With the insertion of consciousness, mere inert programming becomes new life.
Why else do we care about these two?
Conclusion: since you, reading this, have self-awareness—an internal and invisible consciousness of being you and no one else—then we can logically infer from this one of two comforting assumptions:
One: that we are probably not the simulated creation of a hyper-advanced computer model, since there would be no value in creating simulated figments with conscious self-awareness. It would simply not serve the simulation in any measurable, practical way to include such a complicated and ethically problematic detail.
Or two: that even if we are computer simulations imbued, for whatever reason, with conscious self-awareness, then it stands to reason that such an advanced society would also understand the ethical responsibility of creating what is, essentially, sentient life, and would treat it as such.
Unless, of course, that society is both hyper-advanced and painstakingly sadistic, which is possible, albeit highly unlikely (despite my conviction that humanity is, at best, only accidentally good, and only sometimes). I simply don’t believe that a truly sadistic culture could survive long enough to create such advanced computer technology as would be required for self-aware digital life.
So: Neil DeGrasse Tyson, Elon Musk, and the rest of us can breath easy knowing that either we are, in fact, “base reality” (most likely) or at least that our programmers know and respect that they’ve created a form of life deserving of preservation.
So how do the smartest minds in our universe miss this fairly obvious clue that we aren’t in grave danger of being turned off/rebooted?
Maybe it just proves that sometimes the smartest people are likely to miss the simplest truths.

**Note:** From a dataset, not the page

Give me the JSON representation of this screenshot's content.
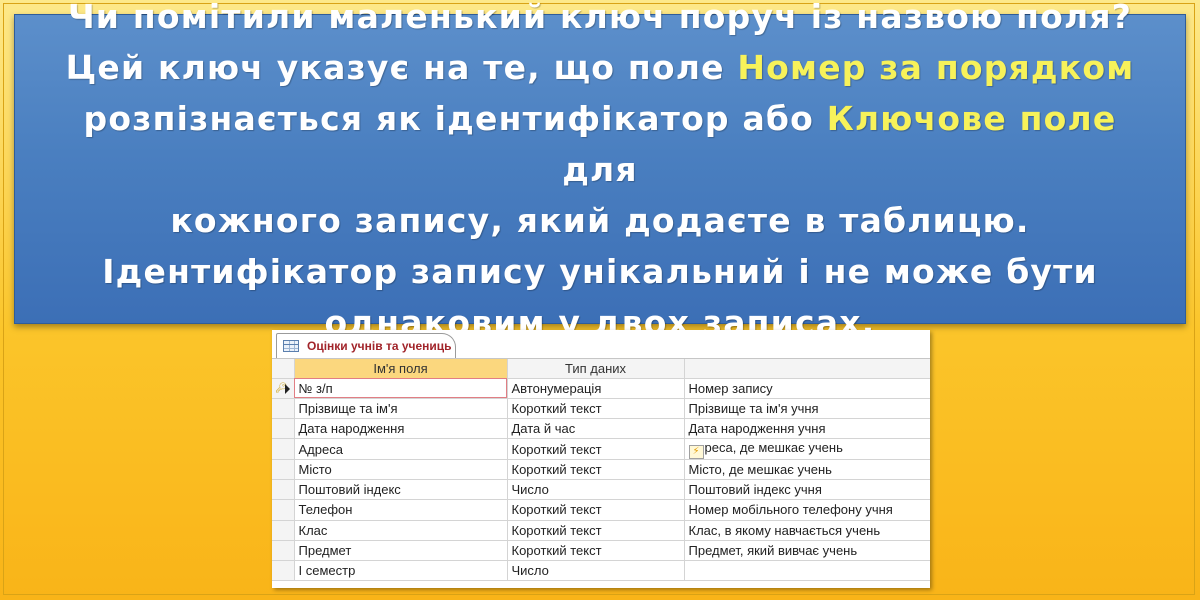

Or maybe it proves that the purpose of this simulated reality is to make me believe that I’m smarter than Elon Musk and Neil Degrasse Tyson.
Both explanations seem equally likely to me.